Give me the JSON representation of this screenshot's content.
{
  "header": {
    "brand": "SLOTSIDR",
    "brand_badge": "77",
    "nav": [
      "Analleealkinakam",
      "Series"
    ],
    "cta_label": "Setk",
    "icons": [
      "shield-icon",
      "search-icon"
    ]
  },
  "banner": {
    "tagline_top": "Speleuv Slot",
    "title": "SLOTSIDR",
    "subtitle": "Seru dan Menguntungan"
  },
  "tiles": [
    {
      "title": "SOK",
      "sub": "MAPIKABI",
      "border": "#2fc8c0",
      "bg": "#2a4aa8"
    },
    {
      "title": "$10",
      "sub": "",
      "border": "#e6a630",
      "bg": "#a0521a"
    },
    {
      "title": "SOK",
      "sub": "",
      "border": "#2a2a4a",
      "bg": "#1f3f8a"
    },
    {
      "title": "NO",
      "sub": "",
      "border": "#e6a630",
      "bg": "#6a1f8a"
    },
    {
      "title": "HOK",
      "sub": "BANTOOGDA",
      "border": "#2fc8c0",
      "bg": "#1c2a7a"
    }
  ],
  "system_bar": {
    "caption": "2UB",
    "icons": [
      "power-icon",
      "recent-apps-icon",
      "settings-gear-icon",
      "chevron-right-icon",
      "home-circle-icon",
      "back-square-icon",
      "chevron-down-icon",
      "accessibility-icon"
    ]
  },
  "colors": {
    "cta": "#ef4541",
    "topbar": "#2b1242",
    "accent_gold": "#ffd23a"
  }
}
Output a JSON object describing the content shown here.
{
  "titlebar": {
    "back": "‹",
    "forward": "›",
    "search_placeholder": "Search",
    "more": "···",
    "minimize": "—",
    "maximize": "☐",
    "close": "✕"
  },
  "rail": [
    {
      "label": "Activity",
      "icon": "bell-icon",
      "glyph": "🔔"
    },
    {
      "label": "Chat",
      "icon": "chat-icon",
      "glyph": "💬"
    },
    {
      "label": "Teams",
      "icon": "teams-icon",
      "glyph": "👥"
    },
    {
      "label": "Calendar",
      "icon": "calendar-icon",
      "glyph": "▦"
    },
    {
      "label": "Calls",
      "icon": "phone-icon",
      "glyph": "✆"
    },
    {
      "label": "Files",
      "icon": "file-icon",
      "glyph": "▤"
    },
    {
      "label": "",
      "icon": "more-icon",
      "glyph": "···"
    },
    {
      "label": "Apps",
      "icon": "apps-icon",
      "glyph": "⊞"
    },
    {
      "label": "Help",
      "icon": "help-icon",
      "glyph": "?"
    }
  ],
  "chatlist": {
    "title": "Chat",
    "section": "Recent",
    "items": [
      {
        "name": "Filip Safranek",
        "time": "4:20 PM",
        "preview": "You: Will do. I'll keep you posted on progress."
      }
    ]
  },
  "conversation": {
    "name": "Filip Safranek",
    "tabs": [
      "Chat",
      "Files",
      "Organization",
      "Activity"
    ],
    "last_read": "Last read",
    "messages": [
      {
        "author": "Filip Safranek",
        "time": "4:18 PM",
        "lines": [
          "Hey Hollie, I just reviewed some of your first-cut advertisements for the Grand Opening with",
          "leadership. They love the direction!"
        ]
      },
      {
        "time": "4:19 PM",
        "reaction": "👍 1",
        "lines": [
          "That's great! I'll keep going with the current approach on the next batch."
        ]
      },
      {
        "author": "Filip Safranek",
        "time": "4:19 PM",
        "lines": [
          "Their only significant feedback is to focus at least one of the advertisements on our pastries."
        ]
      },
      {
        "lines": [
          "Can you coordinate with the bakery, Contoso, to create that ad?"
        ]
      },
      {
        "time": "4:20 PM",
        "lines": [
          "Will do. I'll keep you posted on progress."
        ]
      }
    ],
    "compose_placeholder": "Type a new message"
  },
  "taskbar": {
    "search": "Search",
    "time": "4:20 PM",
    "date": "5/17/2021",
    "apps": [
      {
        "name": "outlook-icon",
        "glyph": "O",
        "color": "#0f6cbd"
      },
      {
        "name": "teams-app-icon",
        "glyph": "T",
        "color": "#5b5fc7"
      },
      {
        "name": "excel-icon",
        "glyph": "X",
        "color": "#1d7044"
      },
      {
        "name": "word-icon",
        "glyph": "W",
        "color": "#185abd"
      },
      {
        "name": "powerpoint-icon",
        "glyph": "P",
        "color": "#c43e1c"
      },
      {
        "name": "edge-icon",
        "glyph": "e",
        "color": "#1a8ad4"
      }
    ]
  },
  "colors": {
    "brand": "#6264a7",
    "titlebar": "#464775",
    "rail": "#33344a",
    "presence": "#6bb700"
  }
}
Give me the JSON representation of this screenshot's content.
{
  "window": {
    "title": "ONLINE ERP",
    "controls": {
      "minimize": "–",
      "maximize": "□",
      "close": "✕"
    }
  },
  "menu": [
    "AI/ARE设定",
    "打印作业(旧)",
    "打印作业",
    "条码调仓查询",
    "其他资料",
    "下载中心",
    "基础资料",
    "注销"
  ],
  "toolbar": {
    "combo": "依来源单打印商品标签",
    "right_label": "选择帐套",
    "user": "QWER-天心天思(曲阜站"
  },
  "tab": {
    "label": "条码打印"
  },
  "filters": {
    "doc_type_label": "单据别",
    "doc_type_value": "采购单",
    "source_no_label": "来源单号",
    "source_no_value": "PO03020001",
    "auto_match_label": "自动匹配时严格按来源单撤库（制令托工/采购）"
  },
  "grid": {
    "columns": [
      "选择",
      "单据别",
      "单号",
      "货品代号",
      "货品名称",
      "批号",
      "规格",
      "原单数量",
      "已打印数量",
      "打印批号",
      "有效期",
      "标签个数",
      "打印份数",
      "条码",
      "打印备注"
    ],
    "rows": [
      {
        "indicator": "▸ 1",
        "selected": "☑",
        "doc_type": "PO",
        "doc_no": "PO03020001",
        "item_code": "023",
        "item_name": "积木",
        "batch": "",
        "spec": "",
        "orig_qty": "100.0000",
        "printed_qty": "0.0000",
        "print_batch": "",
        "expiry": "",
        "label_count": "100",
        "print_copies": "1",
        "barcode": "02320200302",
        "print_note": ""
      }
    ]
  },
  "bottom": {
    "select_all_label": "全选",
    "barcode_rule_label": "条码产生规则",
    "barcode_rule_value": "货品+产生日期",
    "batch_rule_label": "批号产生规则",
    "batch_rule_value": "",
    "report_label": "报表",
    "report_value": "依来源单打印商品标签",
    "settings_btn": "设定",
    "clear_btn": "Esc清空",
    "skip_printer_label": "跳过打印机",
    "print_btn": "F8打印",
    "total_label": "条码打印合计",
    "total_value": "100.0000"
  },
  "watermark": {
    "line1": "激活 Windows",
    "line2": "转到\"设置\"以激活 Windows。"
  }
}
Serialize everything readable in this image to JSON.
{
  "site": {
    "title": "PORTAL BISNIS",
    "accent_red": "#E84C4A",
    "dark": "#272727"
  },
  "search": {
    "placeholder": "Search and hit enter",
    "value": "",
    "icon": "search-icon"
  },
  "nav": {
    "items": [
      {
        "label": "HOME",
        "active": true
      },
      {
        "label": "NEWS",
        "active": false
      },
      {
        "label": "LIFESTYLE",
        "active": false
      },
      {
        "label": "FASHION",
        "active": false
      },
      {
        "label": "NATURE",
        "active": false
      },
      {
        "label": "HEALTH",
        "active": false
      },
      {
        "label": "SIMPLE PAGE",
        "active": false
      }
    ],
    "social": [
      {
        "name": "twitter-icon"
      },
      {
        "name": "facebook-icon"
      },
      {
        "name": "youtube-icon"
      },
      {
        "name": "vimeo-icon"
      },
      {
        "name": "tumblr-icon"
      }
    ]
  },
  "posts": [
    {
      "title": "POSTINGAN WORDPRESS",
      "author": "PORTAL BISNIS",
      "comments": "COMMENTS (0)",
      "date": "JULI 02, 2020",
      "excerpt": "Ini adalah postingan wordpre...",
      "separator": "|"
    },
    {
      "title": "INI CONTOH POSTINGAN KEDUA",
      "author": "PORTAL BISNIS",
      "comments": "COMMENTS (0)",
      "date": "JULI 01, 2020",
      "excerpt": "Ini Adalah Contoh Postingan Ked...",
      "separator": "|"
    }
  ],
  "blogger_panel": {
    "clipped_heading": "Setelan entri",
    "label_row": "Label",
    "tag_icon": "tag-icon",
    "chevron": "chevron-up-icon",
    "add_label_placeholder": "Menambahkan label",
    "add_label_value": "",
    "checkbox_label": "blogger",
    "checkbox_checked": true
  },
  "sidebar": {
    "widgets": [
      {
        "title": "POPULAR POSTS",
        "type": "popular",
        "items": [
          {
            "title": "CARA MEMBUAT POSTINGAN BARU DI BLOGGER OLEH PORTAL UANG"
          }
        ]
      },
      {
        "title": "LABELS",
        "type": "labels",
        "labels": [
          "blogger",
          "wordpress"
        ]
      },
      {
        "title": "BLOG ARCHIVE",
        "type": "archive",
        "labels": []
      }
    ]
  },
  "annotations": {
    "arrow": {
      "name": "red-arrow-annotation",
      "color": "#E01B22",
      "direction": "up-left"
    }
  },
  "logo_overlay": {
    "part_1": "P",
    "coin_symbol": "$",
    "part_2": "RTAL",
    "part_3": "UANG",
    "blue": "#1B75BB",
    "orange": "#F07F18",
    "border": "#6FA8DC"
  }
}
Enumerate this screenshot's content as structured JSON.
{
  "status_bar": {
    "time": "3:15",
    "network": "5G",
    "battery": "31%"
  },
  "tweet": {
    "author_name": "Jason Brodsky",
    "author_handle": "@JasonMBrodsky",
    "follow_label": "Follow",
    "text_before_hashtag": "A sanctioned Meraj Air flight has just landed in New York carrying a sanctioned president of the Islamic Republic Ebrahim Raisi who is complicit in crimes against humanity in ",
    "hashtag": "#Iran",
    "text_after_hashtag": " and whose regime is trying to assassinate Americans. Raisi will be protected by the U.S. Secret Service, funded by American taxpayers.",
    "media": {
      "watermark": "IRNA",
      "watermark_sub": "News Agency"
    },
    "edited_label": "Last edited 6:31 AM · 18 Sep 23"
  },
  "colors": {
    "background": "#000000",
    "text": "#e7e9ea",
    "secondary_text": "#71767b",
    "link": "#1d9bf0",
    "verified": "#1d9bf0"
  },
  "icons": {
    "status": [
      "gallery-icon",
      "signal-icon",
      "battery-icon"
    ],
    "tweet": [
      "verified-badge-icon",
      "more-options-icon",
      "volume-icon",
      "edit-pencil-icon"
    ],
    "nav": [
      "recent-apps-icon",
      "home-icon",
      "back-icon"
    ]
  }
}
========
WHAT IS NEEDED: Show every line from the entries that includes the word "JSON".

SOLUTION:
Give me the JSON representation of this screenshot's content.
Output a JSON object describing the content shown here.
Give me the JSON representation of this screenshot's content.
Serialize everything readable in this image to JSON.
Enumerate this screenshot's content as structured JSON.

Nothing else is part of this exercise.